Saved data entries
•••••
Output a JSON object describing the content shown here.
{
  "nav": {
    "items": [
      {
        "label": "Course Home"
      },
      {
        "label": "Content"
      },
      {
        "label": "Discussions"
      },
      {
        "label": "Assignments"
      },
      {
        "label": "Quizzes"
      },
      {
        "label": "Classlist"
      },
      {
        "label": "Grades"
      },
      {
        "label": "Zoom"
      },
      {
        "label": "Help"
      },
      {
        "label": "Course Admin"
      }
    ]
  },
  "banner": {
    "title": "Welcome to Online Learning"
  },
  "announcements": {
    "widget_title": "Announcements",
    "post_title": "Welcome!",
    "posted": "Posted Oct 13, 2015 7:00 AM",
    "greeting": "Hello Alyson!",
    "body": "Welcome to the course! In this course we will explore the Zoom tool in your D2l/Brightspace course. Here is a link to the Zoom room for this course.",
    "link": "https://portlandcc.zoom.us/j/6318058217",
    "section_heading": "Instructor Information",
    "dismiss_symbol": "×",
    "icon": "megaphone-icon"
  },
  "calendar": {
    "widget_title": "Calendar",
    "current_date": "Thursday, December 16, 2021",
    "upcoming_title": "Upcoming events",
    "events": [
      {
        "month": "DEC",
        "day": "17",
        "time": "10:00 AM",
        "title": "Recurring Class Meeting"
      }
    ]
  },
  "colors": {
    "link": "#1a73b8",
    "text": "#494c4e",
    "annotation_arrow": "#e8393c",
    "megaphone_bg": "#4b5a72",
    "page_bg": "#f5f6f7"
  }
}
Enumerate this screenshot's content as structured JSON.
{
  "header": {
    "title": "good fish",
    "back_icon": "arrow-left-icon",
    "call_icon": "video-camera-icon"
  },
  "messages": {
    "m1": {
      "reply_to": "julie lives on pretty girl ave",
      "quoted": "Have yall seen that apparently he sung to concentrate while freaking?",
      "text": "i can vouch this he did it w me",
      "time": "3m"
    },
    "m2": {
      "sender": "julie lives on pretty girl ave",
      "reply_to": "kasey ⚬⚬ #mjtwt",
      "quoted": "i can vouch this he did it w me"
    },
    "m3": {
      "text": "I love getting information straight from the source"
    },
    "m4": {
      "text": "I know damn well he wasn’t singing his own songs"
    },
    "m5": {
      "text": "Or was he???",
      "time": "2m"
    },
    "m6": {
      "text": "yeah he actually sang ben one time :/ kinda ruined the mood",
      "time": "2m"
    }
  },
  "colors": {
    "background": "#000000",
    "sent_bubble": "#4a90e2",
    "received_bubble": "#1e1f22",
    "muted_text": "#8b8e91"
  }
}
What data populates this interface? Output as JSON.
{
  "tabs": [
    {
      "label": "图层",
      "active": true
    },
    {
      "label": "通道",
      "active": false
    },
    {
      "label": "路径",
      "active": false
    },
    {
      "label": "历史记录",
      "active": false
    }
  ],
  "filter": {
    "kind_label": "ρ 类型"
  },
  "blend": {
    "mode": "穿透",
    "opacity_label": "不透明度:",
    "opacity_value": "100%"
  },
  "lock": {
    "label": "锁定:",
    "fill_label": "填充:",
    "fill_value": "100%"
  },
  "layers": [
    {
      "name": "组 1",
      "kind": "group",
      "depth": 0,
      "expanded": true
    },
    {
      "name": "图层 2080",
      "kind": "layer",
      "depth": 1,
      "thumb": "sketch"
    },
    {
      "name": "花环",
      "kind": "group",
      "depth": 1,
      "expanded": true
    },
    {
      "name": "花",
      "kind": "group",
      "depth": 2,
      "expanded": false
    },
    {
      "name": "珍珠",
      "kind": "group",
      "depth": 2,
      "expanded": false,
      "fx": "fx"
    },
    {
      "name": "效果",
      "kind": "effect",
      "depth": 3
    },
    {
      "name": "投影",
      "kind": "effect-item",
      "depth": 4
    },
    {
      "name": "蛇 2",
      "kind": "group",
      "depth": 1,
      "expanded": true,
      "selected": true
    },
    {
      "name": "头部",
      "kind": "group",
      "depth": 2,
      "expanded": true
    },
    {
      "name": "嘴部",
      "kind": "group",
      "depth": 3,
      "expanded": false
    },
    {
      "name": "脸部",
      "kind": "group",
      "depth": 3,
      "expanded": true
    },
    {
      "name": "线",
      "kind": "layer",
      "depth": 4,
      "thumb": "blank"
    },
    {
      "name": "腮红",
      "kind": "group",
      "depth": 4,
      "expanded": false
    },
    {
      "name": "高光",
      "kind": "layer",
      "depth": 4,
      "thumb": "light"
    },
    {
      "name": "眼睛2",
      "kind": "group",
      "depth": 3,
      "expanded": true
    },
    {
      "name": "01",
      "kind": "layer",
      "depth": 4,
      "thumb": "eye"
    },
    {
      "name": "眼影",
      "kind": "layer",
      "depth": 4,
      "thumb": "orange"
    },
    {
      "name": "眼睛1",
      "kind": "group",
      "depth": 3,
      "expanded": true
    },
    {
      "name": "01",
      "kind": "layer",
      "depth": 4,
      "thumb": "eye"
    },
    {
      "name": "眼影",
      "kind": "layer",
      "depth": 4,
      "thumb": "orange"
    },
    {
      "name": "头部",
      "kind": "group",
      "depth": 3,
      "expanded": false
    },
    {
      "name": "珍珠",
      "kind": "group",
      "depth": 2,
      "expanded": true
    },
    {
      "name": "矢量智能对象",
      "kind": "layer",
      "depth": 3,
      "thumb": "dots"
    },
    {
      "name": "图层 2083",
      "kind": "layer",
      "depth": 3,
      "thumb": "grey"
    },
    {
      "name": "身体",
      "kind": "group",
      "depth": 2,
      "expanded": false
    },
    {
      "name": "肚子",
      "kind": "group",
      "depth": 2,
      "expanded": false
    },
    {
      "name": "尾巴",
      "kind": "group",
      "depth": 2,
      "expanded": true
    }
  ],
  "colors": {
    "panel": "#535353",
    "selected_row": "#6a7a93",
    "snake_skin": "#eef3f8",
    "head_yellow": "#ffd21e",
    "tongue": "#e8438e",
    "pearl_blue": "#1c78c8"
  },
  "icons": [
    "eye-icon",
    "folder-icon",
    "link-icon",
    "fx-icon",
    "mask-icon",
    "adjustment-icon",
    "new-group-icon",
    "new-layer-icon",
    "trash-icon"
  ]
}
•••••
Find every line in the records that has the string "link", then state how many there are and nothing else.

**EXPECTED OUTPUT**
4